(Items from an interface collection)
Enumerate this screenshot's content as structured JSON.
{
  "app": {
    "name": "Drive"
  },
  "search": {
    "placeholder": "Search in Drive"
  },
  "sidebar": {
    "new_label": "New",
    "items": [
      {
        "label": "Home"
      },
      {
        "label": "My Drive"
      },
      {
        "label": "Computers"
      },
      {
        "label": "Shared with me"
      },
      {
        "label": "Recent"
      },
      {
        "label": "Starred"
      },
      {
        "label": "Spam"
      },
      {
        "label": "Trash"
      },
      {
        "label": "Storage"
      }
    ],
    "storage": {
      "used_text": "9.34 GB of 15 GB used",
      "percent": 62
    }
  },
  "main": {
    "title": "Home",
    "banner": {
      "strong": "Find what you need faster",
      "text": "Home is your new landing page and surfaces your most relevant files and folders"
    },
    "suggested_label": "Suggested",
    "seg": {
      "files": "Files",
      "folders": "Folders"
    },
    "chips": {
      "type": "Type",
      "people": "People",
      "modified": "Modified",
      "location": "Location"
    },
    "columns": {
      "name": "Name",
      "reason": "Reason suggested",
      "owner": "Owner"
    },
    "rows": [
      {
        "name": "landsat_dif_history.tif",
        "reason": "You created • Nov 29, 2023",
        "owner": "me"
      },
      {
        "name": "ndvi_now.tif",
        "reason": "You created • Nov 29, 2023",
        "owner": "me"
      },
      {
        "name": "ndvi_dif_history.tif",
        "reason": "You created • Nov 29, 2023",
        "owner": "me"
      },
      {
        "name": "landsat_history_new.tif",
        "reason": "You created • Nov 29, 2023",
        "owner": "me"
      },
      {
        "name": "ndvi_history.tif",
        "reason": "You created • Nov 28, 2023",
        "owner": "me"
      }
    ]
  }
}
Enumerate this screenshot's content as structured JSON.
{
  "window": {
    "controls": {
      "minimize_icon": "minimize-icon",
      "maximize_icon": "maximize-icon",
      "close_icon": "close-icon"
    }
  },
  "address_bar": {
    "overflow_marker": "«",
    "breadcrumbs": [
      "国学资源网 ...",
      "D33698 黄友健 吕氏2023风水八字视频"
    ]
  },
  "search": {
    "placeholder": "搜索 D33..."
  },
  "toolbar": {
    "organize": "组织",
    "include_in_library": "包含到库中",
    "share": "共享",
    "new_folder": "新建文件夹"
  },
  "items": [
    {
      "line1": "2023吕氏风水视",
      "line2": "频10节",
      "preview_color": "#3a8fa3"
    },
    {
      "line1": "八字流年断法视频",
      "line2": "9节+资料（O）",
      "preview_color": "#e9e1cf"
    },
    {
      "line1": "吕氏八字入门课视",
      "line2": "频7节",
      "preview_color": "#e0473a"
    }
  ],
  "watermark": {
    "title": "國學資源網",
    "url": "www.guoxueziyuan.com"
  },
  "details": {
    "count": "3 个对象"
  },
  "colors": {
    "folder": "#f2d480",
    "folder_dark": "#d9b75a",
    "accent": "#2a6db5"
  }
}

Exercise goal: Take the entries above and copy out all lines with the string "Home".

Solution below:
        "label": "Home"
    "title": "Home",
      "text": "Home is your new landing page and surfaces your most relevant files and folders"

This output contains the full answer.